Keep your hormones happy

With sufficient sleep, our highly complex endocrine system is kept in a balanced, well-oiled state. The endocrine system is responsible for regulating hormones in the body and good sleep is particularly important for growth hormones (GH). Human growth hormone is important for brain function, metabolism and generally keeping all organs and muscles maintained throughout life. Sleep also affects levels of the friend and foe, grehlin and leptin. Grehlin regulates how hungry you feel, leptin how full you feel. Lack of sleep increased grehlin production and limits leptin, which can lead to weight gain. Combined with a lack of energy and feeling sluggish, it is easy to see how we can make poor nutrition decisions when we’re tired! Pass the coffee and croissant, you say? Well, if you need to maintain a healthy weight or lose a few pounds, you may want to review your sleep quality before you reach for the pastries.

Sleep to maintain a healthy weight

If you are trying to lose weight, but simply can’t shift the excess, particularly around the middle, it could have something do to with cortisol. Cortisol is a stress hormone that lowers when we sleep. Whilst it has a purpose as a short-term ‘get up and go’ booster, it is detrimental if it is in a chronically high ‘fight or flight’-mode. If you don’t sleep well, particularly if it is due to stress, your cortisol levels remain high, which can in fact be the reason why you can’t sleep in the first place. Stress is not your friend when it comes to sleep and you should focus on your stress management and find what works for you.

Snooze to avoid the sneeze

The immune system is in the spotlight at the moment and guess what – sleep improves your immune response! When we sleep, immune-boosting proteins cytokins are released, targeting inflammation and help build blood cells. If you are sleep-deprived, you have less cytokines and antibodies available to attack infections and you are more likely to get ill. If doctor’s order is to ‘get some rest’, make sure you rest to get over your illness faster.

It is pretty obvious we need sleep to function. So how do we get our quality zzzz? We all need different amount of sleep and we all have a circadian rhythm, the internal clock telling us when to wake and snooze. It is worth getting in tune with how much sleep YOU need and when YOUR bedtime and waking window is for a good night’s rest.

Top tips for good sleep

1. Consistency is king, yet again – be consistent with your bedtimes and wake-times to give yourself the best opportunity to sleep well.

Stay active during the day and make sure you get some fresh air. Even a 20-minute brisk walk during your lunchbreak, or on the way to the school gates, can make a difference.

2. Getting a dose of the all-important Vitamin D is helpful, too – and sunshine is our best source. Studies show that Vitamin D can increase fatigue and tiredness in the day and reduce sleep quality at night.
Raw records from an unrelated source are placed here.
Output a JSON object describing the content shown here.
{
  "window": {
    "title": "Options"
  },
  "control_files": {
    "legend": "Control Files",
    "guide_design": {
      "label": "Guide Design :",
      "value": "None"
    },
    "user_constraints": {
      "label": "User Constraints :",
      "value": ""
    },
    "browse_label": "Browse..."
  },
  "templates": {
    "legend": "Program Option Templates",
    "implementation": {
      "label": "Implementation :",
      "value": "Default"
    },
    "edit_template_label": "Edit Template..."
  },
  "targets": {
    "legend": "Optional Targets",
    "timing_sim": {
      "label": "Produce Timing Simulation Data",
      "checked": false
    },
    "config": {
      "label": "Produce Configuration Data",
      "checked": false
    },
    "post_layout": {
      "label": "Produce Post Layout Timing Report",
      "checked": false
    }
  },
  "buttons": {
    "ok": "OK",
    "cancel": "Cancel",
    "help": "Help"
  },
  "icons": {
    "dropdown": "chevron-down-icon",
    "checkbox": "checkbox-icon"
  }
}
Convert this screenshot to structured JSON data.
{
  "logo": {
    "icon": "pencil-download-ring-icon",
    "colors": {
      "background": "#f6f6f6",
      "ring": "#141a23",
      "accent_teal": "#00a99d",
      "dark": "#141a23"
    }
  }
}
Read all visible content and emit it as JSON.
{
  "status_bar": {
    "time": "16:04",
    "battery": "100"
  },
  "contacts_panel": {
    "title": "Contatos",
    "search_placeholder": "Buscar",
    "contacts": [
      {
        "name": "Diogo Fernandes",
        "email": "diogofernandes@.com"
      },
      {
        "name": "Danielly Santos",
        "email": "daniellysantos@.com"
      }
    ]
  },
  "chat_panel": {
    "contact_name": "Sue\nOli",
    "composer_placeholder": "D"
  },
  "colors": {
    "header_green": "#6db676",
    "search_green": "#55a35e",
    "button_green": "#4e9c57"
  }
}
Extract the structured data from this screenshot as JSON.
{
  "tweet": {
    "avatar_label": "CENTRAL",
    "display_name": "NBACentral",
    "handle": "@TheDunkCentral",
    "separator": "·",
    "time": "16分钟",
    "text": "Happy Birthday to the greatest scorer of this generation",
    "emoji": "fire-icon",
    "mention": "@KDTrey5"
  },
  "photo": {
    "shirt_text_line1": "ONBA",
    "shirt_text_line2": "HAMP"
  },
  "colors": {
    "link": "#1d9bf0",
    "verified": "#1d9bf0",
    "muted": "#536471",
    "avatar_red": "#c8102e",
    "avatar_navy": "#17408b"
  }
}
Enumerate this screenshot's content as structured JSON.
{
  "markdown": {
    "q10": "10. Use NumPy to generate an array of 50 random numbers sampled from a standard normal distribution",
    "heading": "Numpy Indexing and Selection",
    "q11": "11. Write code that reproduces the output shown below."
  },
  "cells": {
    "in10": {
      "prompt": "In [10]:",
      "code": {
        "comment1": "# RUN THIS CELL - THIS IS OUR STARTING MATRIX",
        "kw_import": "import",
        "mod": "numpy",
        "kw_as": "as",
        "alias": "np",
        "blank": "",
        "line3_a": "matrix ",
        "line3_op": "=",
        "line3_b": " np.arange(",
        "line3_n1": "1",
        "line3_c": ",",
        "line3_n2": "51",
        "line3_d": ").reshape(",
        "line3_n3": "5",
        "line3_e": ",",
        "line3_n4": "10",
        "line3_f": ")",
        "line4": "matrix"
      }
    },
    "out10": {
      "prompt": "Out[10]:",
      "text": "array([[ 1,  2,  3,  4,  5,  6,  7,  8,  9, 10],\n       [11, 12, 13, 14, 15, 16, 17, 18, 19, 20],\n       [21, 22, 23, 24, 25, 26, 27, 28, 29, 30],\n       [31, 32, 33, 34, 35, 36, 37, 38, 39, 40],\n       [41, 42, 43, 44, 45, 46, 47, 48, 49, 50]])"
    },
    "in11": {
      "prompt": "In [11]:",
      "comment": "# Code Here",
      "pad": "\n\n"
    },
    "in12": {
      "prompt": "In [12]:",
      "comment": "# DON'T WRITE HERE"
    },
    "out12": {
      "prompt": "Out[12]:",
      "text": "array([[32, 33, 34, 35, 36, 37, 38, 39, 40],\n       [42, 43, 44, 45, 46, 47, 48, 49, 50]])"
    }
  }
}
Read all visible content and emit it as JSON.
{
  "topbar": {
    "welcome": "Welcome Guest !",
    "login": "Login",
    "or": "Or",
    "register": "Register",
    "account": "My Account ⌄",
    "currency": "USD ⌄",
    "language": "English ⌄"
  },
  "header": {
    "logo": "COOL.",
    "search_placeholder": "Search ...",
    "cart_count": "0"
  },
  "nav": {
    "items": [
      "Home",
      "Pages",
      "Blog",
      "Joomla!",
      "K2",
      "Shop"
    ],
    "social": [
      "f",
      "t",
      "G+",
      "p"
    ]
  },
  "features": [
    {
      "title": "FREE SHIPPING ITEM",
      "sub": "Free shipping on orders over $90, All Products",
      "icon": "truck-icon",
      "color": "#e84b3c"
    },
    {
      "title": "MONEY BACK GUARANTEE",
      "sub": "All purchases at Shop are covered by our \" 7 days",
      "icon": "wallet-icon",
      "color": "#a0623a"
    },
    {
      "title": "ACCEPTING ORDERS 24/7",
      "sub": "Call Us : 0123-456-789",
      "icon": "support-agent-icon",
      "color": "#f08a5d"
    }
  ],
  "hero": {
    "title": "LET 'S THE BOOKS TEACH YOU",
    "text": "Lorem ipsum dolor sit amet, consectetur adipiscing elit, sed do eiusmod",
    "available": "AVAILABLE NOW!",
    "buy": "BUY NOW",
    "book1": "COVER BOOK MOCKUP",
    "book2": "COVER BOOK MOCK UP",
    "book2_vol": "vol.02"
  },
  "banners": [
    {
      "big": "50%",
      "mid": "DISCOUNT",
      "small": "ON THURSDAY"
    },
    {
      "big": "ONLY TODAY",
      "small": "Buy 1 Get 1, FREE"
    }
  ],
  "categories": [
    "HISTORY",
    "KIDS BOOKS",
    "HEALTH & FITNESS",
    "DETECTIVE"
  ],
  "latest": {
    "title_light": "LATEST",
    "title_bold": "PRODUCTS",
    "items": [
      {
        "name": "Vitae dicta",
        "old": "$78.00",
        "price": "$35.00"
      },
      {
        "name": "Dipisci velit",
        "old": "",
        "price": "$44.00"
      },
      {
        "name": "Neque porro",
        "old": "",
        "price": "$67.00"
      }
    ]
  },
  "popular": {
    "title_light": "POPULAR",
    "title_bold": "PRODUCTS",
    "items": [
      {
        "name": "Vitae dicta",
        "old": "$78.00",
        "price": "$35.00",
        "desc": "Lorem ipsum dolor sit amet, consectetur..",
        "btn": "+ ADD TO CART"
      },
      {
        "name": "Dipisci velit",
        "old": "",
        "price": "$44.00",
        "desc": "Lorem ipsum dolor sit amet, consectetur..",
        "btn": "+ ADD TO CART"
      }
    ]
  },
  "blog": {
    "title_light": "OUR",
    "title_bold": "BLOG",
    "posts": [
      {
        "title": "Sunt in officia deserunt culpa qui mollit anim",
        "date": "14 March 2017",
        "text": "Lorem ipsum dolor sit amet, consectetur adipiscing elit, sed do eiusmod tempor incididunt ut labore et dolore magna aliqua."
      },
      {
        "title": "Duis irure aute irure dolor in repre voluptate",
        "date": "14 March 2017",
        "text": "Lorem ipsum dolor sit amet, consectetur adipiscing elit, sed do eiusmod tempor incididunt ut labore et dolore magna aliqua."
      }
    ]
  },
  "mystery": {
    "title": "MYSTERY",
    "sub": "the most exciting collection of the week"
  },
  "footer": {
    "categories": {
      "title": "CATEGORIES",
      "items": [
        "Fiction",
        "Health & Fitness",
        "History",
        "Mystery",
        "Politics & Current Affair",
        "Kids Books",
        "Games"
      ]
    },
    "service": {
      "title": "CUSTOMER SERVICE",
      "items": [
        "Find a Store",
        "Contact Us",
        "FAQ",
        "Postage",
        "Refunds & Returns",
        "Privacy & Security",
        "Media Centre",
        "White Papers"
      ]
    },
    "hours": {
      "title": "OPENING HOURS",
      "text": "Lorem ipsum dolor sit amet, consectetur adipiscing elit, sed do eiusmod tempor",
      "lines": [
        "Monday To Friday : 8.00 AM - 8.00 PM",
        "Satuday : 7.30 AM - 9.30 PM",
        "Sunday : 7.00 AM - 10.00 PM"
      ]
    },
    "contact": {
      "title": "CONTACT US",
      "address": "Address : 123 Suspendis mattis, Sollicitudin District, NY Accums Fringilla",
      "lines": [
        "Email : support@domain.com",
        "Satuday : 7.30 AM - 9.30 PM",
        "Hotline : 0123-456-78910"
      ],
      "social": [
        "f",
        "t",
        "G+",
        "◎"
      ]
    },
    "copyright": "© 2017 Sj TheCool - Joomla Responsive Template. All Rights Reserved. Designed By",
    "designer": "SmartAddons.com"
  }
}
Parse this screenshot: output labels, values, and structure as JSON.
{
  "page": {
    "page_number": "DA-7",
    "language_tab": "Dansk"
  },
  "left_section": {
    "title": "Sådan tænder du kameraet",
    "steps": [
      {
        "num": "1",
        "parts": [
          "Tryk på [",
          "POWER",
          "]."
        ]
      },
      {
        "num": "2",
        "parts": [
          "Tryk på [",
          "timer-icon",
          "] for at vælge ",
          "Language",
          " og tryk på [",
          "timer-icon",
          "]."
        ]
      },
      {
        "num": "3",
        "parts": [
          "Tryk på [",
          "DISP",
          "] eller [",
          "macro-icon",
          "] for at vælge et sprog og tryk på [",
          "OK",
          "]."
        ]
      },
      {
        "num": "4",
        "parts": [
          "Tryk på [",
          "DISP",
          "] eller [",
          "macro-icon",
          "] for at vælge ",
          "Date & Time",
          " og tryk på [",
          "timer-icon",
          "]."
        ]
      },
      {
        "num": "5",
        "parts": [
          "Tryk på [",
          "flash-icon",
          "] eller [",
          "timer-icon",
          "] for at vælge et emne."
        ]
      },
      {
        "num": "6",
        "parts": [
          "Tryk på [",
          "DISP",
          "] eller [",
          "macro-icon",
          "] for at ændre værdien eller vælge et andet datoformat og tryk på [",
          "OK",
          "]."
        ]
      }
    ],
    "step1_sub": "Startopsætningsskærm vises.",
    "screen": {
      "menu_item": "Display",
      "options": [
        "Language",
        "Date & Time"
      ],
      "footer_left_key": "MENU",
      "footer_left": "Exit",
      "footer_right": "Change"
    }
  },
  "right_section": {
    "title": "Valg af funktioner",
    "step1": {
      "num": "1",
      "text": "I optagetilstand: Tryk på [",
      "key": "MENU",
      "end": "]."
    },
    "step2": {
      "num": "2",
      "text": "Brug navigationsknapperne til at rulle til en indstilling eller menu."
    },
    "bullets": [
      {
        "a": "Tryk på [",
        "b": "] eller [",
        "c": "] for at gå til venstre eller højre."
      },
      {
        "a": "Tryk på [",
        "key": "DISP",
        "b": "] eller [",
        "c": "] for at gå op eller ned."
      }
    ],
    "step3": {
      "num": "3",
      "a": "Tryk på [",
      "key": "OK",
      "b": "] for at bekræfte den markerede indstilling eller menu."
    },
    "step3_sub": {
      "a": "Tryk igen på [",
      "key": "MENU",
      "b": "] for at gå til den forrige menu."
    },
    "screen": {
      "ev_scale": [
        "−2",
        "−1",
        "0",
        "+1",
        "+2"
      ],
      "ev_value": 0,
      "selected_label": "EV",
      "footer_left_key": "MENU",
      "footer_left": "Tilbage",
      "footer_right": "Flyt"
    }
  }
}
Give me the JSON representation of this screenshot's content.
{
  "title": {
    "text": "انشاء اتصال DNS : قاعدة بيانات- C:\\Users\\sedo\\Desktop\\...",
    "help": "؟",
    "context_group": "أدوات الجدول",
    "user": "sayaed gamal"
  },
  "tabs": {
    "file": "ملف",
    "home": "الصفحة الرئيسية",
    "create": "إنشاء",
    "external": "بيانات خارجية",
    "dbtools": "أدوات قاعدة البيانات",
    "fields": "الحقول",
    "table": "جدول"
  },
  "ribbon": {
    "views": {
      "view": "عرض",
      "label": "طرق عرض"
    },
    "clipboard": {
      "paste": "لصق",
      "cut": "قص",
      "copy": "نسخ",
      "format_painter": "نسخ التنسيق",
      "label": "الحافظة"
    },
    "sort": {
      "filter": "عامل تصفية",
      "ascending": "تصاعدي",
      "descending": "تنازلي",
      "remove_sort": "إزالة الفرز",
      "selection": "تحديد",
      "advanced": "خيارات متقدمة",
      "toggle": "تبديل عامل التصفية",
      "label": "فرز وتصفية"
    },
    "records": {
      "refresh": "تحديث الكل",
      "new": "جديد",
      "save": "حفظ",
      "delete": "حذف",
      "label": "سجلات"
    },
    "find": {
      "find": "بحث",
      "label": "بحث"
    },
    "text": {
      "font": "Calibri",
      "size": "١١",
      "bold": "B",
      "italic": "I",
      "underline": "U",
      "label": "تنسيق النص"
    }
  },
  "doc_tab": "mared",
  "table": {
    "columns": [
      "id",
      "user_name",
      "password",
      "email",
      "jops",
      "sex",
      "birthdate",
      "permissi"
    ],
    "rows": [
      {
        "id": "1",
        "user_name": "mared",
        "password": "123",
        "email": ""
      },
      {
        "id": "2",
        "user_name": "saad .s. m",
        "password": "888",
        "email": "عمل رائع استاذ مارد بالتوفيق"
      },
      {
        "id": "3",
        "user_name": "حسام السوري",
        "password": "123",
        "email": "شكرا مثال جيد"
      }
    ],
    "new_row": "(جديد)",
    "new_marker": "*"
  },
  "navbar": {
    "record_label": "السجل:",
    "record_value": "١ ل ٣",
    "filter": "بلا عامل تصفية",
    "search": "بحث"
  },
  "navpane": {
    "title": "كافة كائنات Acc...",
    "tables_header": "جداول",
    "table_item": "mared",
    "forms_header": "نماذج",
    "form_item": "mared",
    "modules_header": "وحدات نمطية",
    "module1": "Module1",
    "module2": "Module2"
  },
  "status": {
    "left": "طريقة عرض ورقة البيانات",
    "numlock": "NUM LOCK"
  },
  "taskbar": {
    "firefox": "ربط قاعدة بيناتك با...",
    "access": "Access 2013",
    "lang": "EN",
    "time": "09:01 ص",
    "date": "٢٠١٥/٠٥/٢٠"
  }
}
3. Avoid the temptation to eat or drink, particularly alcohol, too close to bedtime. Whilst that glass of wine may help you go to sleep, you are more likely to have a restless night and even wake up at 3am, due to how we metabolise alcohol.

4. Blue light from devices play havoc with our circadian rhythm and tricks our body into thinking it’s still daytime. Stop the mindless scrolling and read a book instead. If your phone is your alarm clock, turn on airplane mode to avoid any disruptions.

5. If your thoughts keep you awake, keep a notebook on your bedside table. You can write down anything that is on your mind before bed, or if you wake up in the middle of the night, to avoid the brain going down a rabbit hole of to-do lists.

6. Lastly, if you haven’t tried a meditation app yet, give it a go. Soothing nature sounds, or someone’s soft voice telling you to relax and breathe, is a perfect go-to for when you can’t quite hit the snooze button at night.